I really noticed it when I had the brace off. Unfortunately I couldn't
wear the tape too long because adhesive and my skin don't mix well.
After my appointment at physical therapy it was time to drive back to Denver. We learned a very important lesson that day. When you look to the east and you can't see the mountains because it's all foggy...don't drive! It was the scariest drive ever. My mom and I didn't talk at all. It was snowing really hard. When we were in the valley the driving was okay but as soon as we went up in elevation it was sheets of snow flying across the night sky. It looked like ghosts. After a few hours in the car we finally made it to Denver and could breathe. We when we got into our hotel room we heard on the news that they had shut down Vail Pass; which is the pass my mom just finished driving.

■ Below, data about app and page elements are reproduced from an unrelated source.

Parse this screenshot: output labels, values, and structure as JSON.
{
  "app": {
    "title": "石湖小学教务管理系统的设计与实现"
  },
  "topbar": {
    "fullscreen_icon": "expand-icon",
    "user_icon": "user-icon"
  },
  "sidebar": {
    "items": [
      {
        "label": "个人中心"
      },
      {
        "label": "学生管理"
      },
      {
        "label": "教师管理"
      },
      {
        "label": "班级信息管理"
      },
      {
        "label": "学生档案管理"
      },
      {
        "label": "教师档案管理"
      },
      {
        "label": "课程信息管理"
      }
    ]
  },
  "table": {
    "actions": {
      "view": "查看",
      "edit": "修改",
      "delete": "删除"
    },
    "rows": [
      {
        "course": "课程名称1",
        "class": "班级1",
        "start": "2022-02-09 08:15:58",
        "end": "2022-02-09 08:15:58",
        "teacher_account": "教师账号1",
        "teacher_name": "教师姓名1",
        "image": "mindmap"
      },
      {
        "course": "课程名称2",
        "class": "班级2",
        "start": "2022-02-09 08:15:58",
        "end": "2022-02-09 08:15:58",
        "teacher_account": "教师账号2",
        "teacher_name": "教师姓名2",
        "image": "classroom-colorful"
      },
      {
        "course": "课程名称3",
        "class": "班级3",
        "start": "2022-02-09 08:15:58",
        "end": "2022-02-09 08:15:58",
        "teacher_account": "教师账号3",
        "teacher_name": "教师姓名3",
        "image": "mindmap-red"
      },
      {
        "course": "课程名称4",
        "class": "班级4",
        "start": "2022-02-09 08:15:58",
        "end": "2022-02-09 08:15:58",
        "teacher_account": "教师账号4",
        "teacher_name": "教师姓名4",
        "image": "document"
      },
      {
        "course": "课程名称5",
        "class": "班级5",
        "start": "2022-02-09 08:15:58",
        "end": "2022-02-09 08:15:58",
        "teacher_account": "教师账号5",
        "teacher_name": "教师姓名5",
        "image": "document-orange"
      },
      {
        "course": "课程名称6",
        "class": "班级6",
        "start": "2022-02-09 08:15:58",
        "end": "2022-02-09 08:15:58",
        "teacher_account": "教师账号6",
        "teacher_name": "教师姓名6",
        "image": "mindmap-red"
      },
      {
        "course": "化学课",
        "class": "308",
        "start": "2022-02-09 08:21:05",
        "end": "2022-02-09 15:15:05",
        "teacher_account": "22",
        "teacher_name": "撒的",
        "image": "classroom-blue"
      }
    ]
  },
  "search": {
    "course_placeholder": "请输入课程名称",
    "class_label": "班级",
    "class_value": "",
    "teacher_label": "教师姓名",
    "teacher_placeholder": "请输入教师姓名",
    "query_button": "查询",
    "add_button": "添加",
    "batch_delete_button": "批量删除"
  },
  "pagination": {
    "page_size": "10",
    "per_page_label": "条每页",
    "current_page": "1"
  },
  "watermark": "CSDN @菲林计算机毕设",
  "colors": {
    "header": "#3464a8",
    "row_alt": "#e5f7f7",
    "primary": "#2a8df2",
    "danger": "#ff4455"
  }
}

This picture is from this year but it's the same thing that we saw in 2013.
Vail Pass was closed this time too. 
As we sat on the airplane flying back to Illinois there was a lot of thoughts going through our minds. Like always, all we could do was take things one day at a time. When we got back to Illinois physical therapy started up again for the next few weeks and the next thing we know we were flying back to Colorado...again.


  1. The answer I was looking for was: why you had this shoulder problem in the first place. That would be very scary driving through that snow.

    1. Long story short I was on crutches for an extended period of time due to surgeries on my legs. The length of time on crutches plus a heavy high school backpack essentially sheared the muscles off both of my shoulder blades and lead to shoulder instability. I was diagnosed with a connective tissue disorder in January which explains why I have had ongoing issues. My body lacks the protein collagen which is the "glue" of the body. This makes my tissue weak/"stretchy" and prone to joint instability. There was no major traumatic event like a car accident.
      It was very scary driving through that snow. Never again :).

  2. First, those winter storms n Colorado can be very brutal. I am so glad that you made it safe. Remember that it is always better to miss a flight than to get even more injured trying to get to the airport.
    Secondly, I am thinking that my daughter, 20, may have some type of connective tissue disorder. I had never thought of taking her to a chiropractor.

    Derek Sparks @ Forgey Chiropractic

    1. Yes we know that now. It was the first time and we learned our lesson. If we were ever in that situation again we would definitely miss our flight. What makes you suspect a connective tissue disorder in your daughter? You can email me at if you prefer.

  3. You are a very strong woman for taking this seemingly impossible journey all in stride. It helps having loving friends and family helping you out along the way. Just remember never to push yourself too hard and to take one day at a time. As a side note: winter driving is one of the worst things in the world. I am glad that you are okay.

    Yevette Behnke @ U.S. HealthWorks Modesto II